Despite this, most of the film is entertaining. The cast is uniformly excellent and the resounding praise aimed at the late Heath Ledger is deserved, excellent as the Joker and even eclipsing Jack Nicholson’s turn in the role. Aaron Eckhart is terrifying (look away now if you somehow didn’t know this) as Two Face with make-up redolent of Freddy Kruger, and dispels all memories of Tommy Lee Jones mugging for the camera in Batman Forever. Christian Bale is still an engaging lead even if he’s occasionally more James Bond than Batman in this film – particularly in a bizarre sequence set in China, in which the character, taken out of context, becomes somewhat generic. That said, Gotham City in this movie is almost indistinguishable from Hong Kong, and this only serves to remind audiences of what was great about the Tim Burton films. The Anton Furst sets, supported by Danny Elfman’s scores have left an indelible cinematic take on the story that is hard to improve on. Tim Burton’s films may have erred on the side of fairy tale, but Batman is a new mythology for our times and it is perhaps perverse and ill-judged of writer / director Christopher Nolan to try and make the new Batman films ‘realistic’ – is that really possible when you’re telling the tale of a kung-fu billionaire who fights crime dressed as a bat?
The tagline of the film and catchphrase of the Joker in the movie is ‘Why so serious?’ and ironically this is a question that should be asked of the production as a whole. Like Batman Begins and indeed Superman Returns (so, perhaps it’s endemic in current DC Comics adaptations) this is a dour movie with few moments of levity or normal human interaction to lighten the tone. The darkness is so relentless – although this film has ironically the most daylight in it of any Batman film since 1966 – that there is a point where the audience starts to feel browbeaten. When the funniest scene in the movie is when a serial killer in drag with pancake make-up on blows up a hospital, it begins to make you wonder if the audience is starting to feel as traumatised as some of the characters.
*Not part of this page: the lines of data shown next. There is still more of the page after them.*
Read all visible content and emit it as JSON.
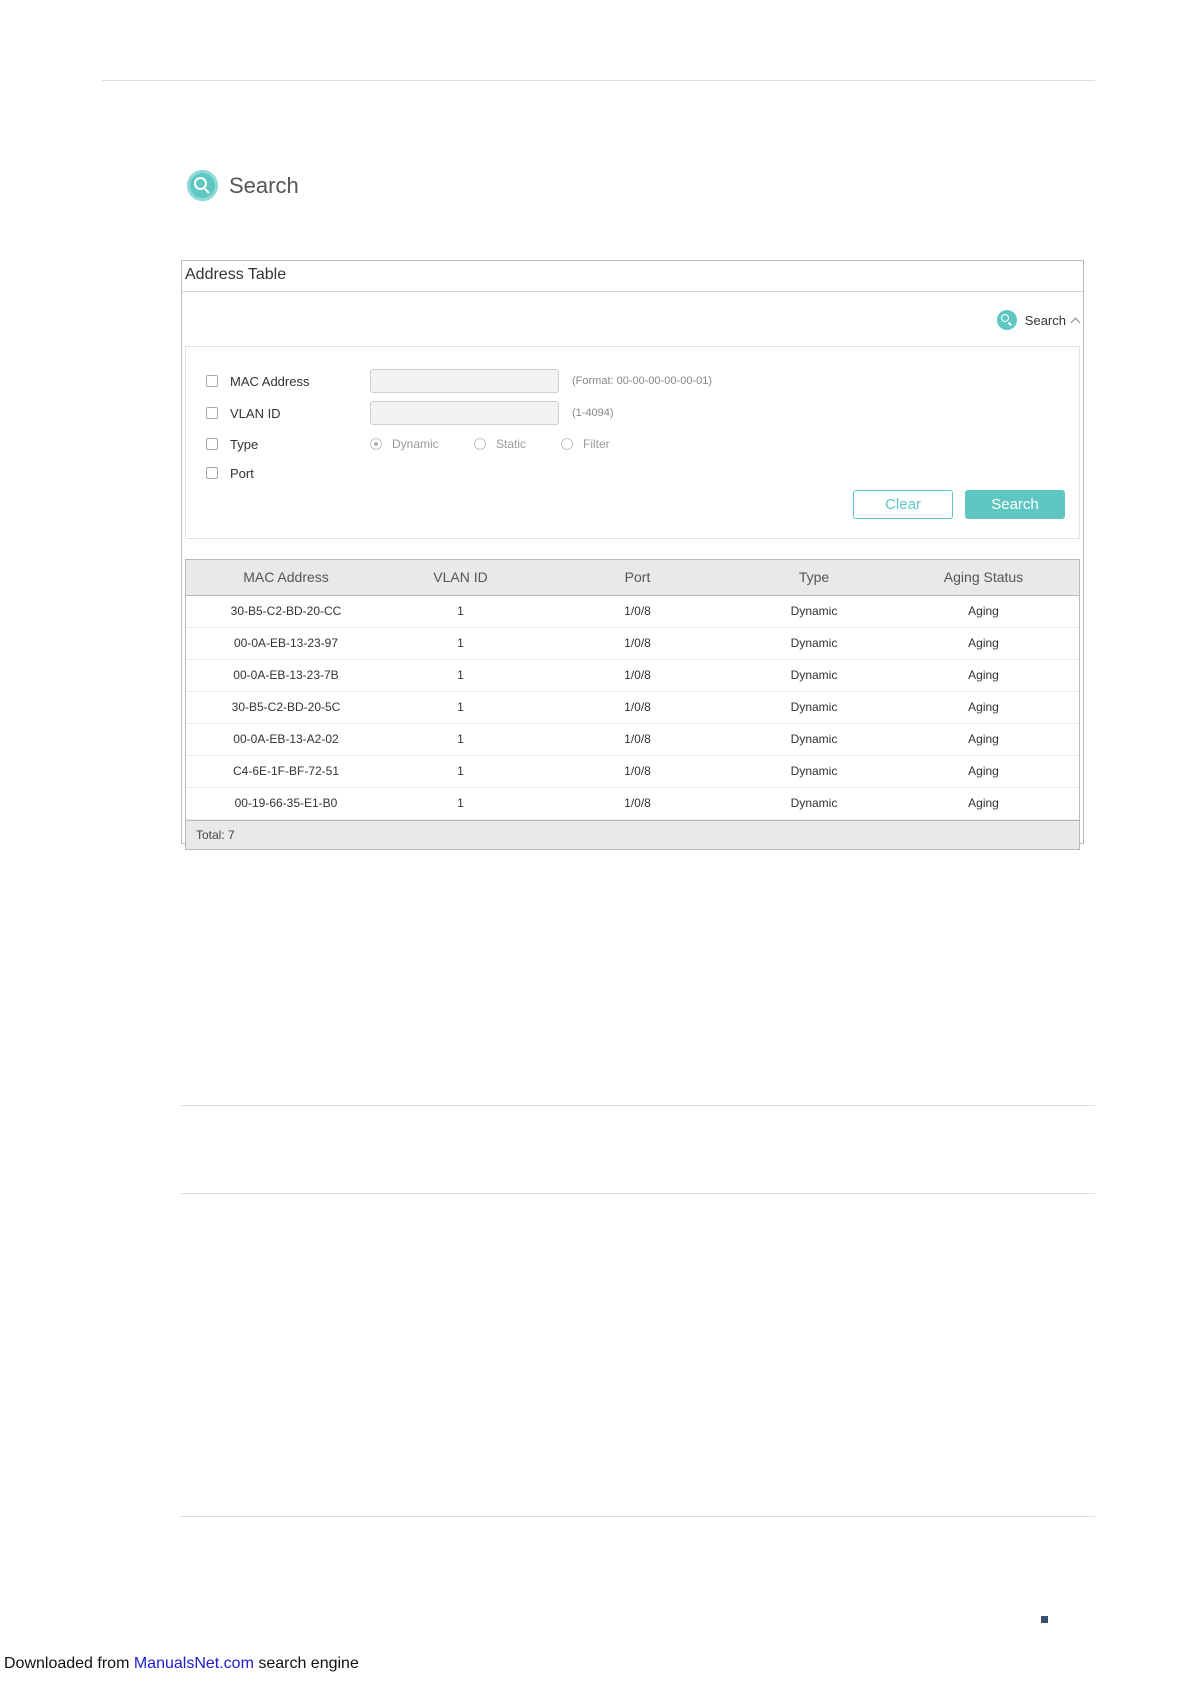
{
  "heading": {
    "label": "Search"
  },
  "panel": {
    "title": "Address Table",
    "toggle_label": "Search",
    "form": {
      "mac": {
        "label": "MAC Address",
        "value": "",
        "hint": "(Format: 00-00-00-00-00-01)"
      },
      "vlan": {
        "label": "VLAN ID",
        "value": "",
        "hint": "(1-4094)"
      },
      "type": {
        "label": "Type",
        "options": [
          "Dynamic",
          "Static",
          "Filter"
        ],
        "selected": "Dynamic"
      },
      "port": {
        "label": "Port"
      }
    },
    "buttons": {
      "clear": "Clear",
      "search": "Search"
    }
  },
  "table": {
    "columns": [
      "MAC Address",
      "VLAN ID",
      "Port",
      "Type",
      "Aging Status"
    ],
    "rows": [
      [
        "30-B5-C2-BD-20-CC",
        "1",
        "1/0/8",
        "Dynamic",
        "Aging"
      ],
      [
        "00-0A-EB-13-23-97",
        "1",
        "1/0/8",
        "Dynamic",
        "Aging"
      ],
      [
        "00-0A-EB-13-23-7B",
        "1",
        "1/0/8",
        "Dynamic",
        "Aging"
      ],
      [
        "30-B5-C2-BD-20-5C",
        "1",
        "1/0/8",
        "Dynamic",
        "Aging"
      ],
      [
        "00-0A-EB-13-A2-02",
        "1",
        "1/0/8",
        "Dynamic",
        "Aging"
      ],
      [
        "C4-6E-1F-BF-72-51",
        "1",
        "1/0/8",
        "Dynamic",
        "Aging"
      ],
      [
        "00-19-66-35-E1-B0",
        "1",
        "1/0/8",
        "Dynamic",
        "Aging"
      ]
    ],
    "total": "Total: 7"
  },
  "footer": {
    "prefix": "Downloaded from ",
    "link": "ManualsNet.com",
    "suffix": " search engine"
  },
  "colors": {
    "accent": "#5ec7c2",
    "header_bg": "#e8eaea",
    "link": "#1d1dcc"
  },
  "icons": [
    "search-icon",
    "chevron-up-icon"
  ]
}
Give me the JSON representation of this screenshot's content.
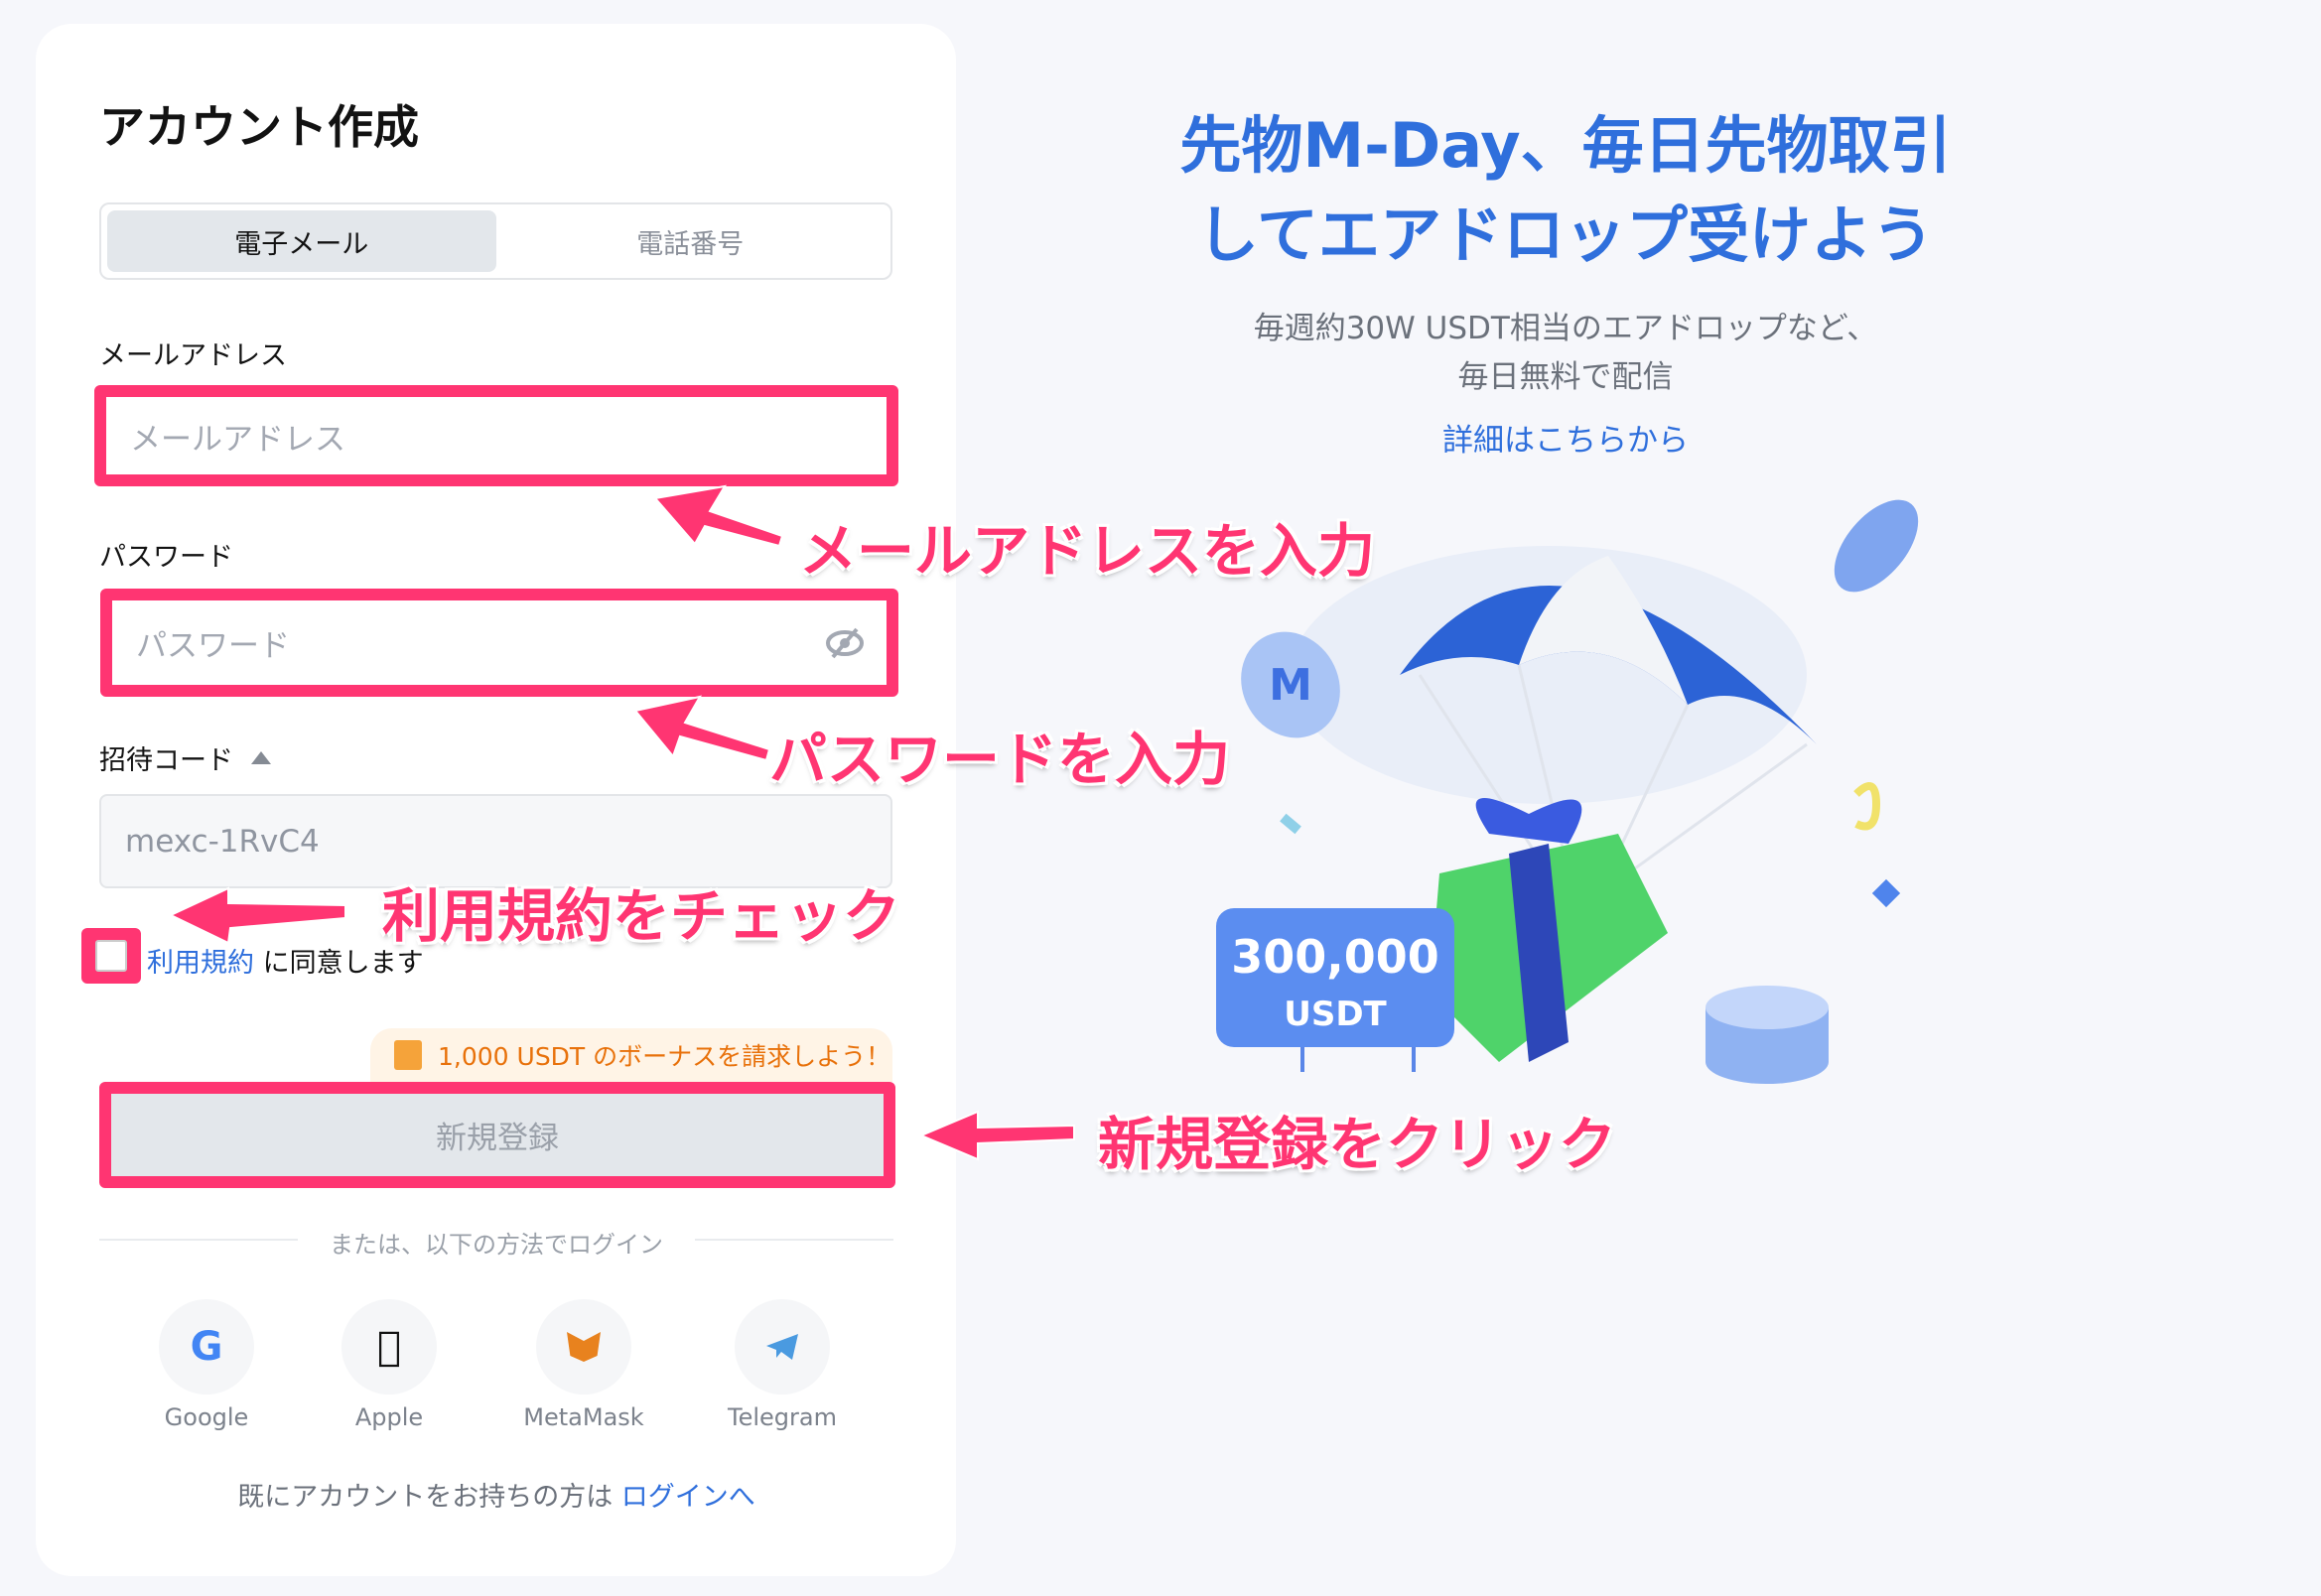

So my vote for best superhero movie of the summer so far goes to Iron Man (although I have high hopes for Hellboy II) because it mixed the adventures of another billionaire vigilante with stunts, explosions and daring-do, while striking a better balance between humour and pathos. I left Iron Man wishing the film had gone on for another half hour and didn’t leave the cinema numb from sitting or emotional and visual battering. Top marks to The Dark Knight for filmmaking acumen then, but not for its effect as a whole.